TENNIS ace Sachia Vickery, yesterday met president of the Guyana Olympic Association (GOA) Juman-Yassin as the world-rated player intensifies her interest to represent Guyana at the Tokyo Olympics and other major international tournaments.The 22-year-old, born to Guyanese parents, Paula Liverpool (Kwakwani) and Rawle Vickery (Linden), had expressed her desire to don the colours of the ‘Golden Arrowhead’ at the XXXII Summer Olympic Games, July 24 – August 9 in Japan.Despite not being born in Guyana, Vickery, at her Grand Slam appearances, would identify with Guyana, even sporting memorabilia of the country’s flag, which caught the attention of Guyanese around the world.“I’m open to representing Guyana at the Olympics.
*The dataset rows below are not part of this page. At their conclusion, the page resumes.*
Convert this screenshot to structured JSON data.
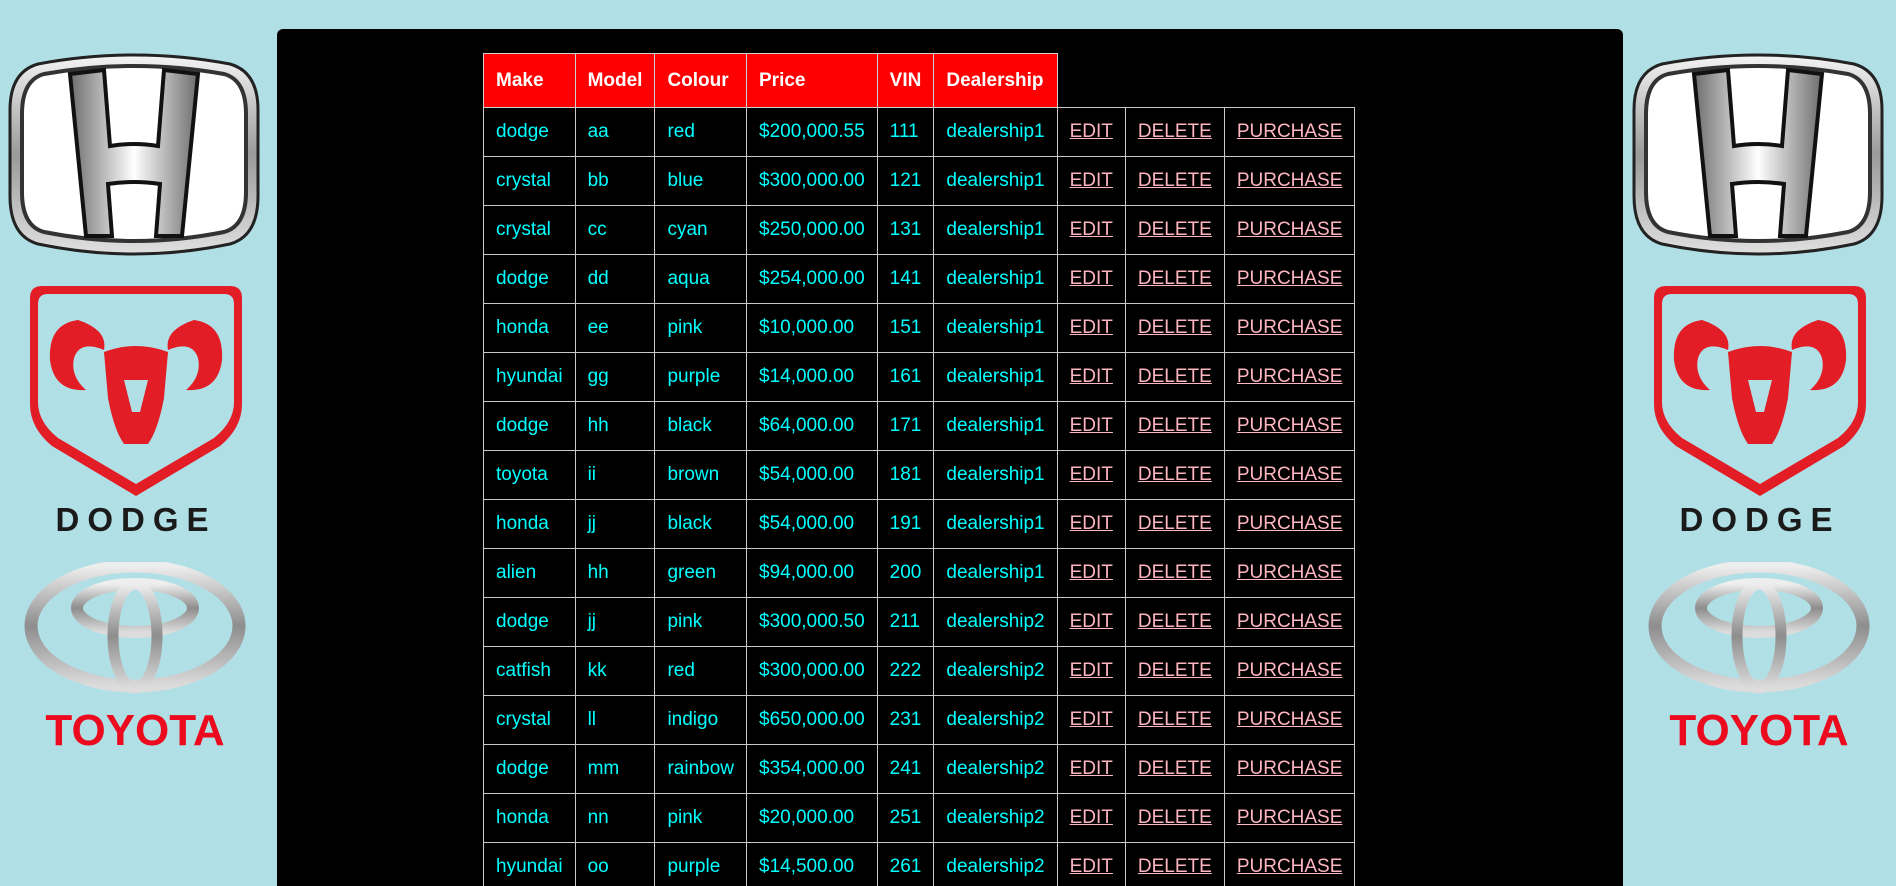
{
  "logos": {
    "honda": "honda-logo",
    "dodge": "DODGE",
    "toyota": "TOYOTA"
  },
  "table": {
    "headers": [
      "Make",
      "Model",
      "Colour",
      "Price",
      "VIN",
      "Dealership"
    ],
    "actions": {
      "edit": "EDIT",
      "delete": "DELETE",
      "purchase": "PURCHASE"
    },
    "rows": [
      [
        "dodge",
        "aa",
        "red",
        "$200,000.55",
        "111",
        "dealership1"
      ],
      [
        "crystal",
        "bb",
        "blue",
        "$300,000.00",
        "121",
        "dealership1"
      ],
      [
        "crystal",
        "cc",
        "cyan",
        "$250,000.00",
        "131",
        "dealership1"
      ],
      [
        "dodge",
        "dd",
        "aqua",
        "$254,000.00",
        "141",
        "dealership1"
      ],
      [
        "honda",
        "ee",
        "pink",
        "$10,000.00",
        "151",
        "dealership1"
      ],
      [
        "hyundai",
        "gg",
        "purple",
        "$14,000.00",
        "161",
        "dealership1"
      ],
      [
        "dodge",
        "hh",
        "black",
        "$64,000.00",
        "171",
        "dealership1"
      ],
      [
        "toyota",
        "ii",
        "brown",
        "$54,000.00",
        "181",
        "dealership1"
      ],
      [
        "honda",
        "jj",
        "black",
        "$54,000.00",
        "191",
        "dealership1"
      ],
      [
        "alien",
        "hh",
        "green",
        "$94,000.00",
        "200",
        "dealership1"
      ],
      [
        "dodge",
        "jj",
        "pink",
        "$300,000.50",
        "211",
        "dealership2"
      ],
      [
        "catfish",
        "kk",
        "red",
        "$300,000.00",
        "222",
        "dealership2"
      ],
      [
        "crystal",
        "ll",
        "indigo",
        "$650,000.00",
        "231",
        "dealership2"
      ],
      [
        "dodge",
        "mm",
        "rainbow",
        "$354,000.00",
        "241",
        "dealership2"
      ],
      [
        "honda",
        "nn",
        "pink",
        "$20,000.00",
        "251",
        "dealership2"
      ],
      [
        "hyundai",
        "oo",
        "purple",
        "$14,500.00",
        "261",
        "dealership2"
      ]
    ]
  },
  "colors": {
    "page_bg": "#b0e0e6",
    "panel_bg": "#000000",
    "header_bg": "#ff0000",
    "cell_text": "#00ffff",
    "link_text": "#ffb6c1",
    "dodge_red": "#e31d25",
    "toyota_red": "#eb0a1e"
  }
}
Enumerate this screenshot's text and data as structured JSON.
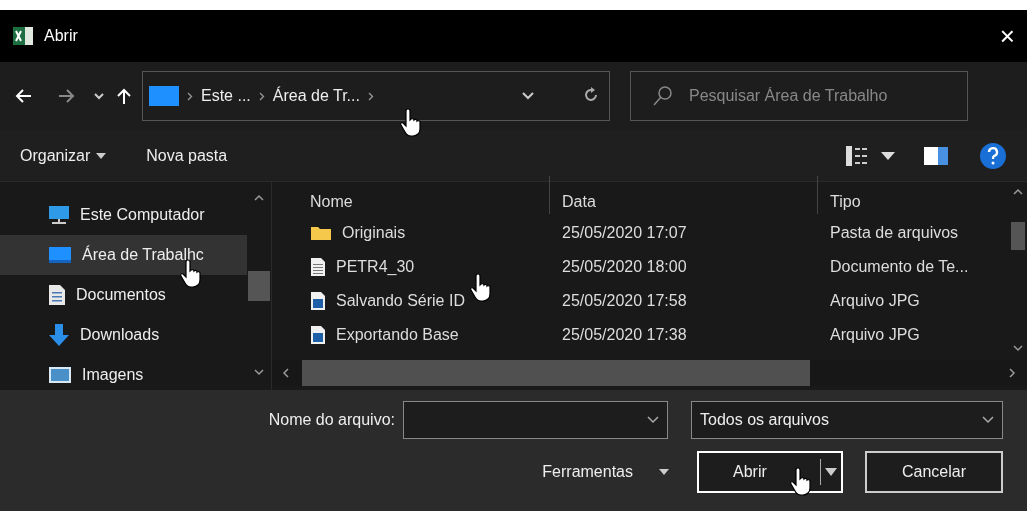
{
  "window": {
    "title": "Abrir",
    "close": "×"
  },
  "address": {
    "crumbs": [
      "Este ...",
      "Área de Tr..."
    ]
  },
  "search": {
    "placeholder": "Pesquisar Área de Trabalho"
  },
  "toolbar": {
    "buttons": [
      "Organizar",
      "Nova pasta"
    ]
  },
  "sidebar": {
    "items": [
      {
        "label": "Este Computador",
        "kind": "computer",
        "selected": false
      },
      {
        "label": "Área de Trabalhc",
        "kind": "desktop",
        "selected": true
      },
      {
        "label": "Documentos",
        "kind": "documents",
        "selected": false
      },
      {
        "label": "Downloads",
        "kind": "downloads",
        "selected": false
      },
      {
        "label": "Imagens",
        "kind": "pictures",
        "selected": false
      }
    ]
  },
  "table": {
    "columns": [
      "Nome",
      "Data",
      "Tipo"
    ],
    "rows": [
      {
        "name": "Originais",
        "kind": "folder",
        "date": "25/05/2020 17:07",
        "type": "Pasta de arquivos"
      },
      {
        "name": "PETR4_30",
        "kind": "text",
        "date": "25/05/2020 18:00",
        "type": "Documento de Te..."
      },
      {
        "name": "Salvando Série ID",
        "kind": "image",
        "date": "25/05/2020 17:58",
        "type": "Arquivo JPG"
      },
      {
        "name": "Exportando Base",
        "kind": "image",
        "date": "25/05/2020 17:38",
        "type": "Arquivo JPG"
      }
    ]
  },
  "footer": {
    "filename_label": "Nome do arquivo:",
    "filter": "Todos os arquivos",
    "tools": "Ferramentas",
    "open": "Abrir",
    "cancel": "Cancelar"
  }
}
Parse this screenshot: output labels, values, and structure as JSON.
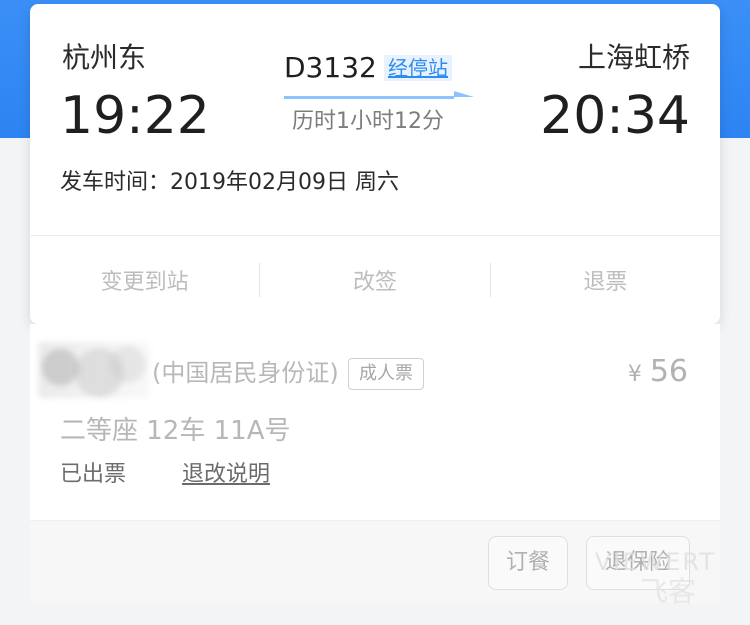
{
  "header": {
    "depart_station": "杭州东",
    "arrive_station": "上海虹桥",
    "depart_time": "19:22",
    "arrive_time": "20:34",
    "train_no": "D3132",
    "via_label": "经停站",
    "duration": "历时1小时12分",
    "depart_date": "发车时间：2019年02月09日 周六"
  },
  "actions": [
    "变更到站",
    "改签",
    "退票"
  ],
  "passenger": {
    "name_visible": "",
    "id_type": "(中国居民身份证)",
    "ticket_kind": "成人票",
    "price_symbol": "¥",
    "price": "56",
    "seat": "二等座 12车 11A号",
    "status": "已出票",
    "rules_link": "退改说明"
  },
  "footer": {
    "meal_button": "订餐",
    "insurance_button": "退保险"
  },
  "watermark": {
    "top": "VIEWERT",
    "bottom": "飞客"
  },
  "colors": {
    "brand_blue": "#2d84f2",
    "link_blue": "#2e8cf0",
    "text_dark": "#1f1f1f",
    "text_muted": "#b0b0b0"
  },
  "icons": {
    "arrow": "right-arrow-icon",
    "blur": "blurred-name-icon"
  }
}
It’s my home country and that would be something that’s a dream of mine in the future. Even though I wasn’t born in Guyana, I still consider myself Guyanese. I embrace the whole culture and I always love going back, so I do consider myself Guyanese,” Vickery said.Yassin had welcomed Vickery’s intentions, adding “This is great news … this is something the GOA is happy about.”Upon her return on Tuesday, Vickery met with Minister of Social Cohesion Dr George Norton, where she told reporters, “I always feel happy about coming back home. I actually made a last-minute decision to come just because I wanted to see all my family and kind of visit everybody, and also I got a lot of support when I was over at the tournament (in New Zealand), whether it was messages or people calling my mom, emailing my mom and just congratulating me about the tournament. So I was really happy to come back because I felt a lot of support.”Meanwhile, the World #102-ranked player will be hosting a ‘give-back’ drive today at the GBTI Tennis Court, Bel Air from 18:00hrs to 20:00hrs, “I’m also here to give back to some players, it may not be a lot, but I’m sure that the little token could inspire someone.“I know how it feels to be given something, especially something that you’re passionate about. So I have some racquets and other stuff that I brought back to give to some upcoming players and I hope the tokens take them a far way,” the always smiling tennis player said.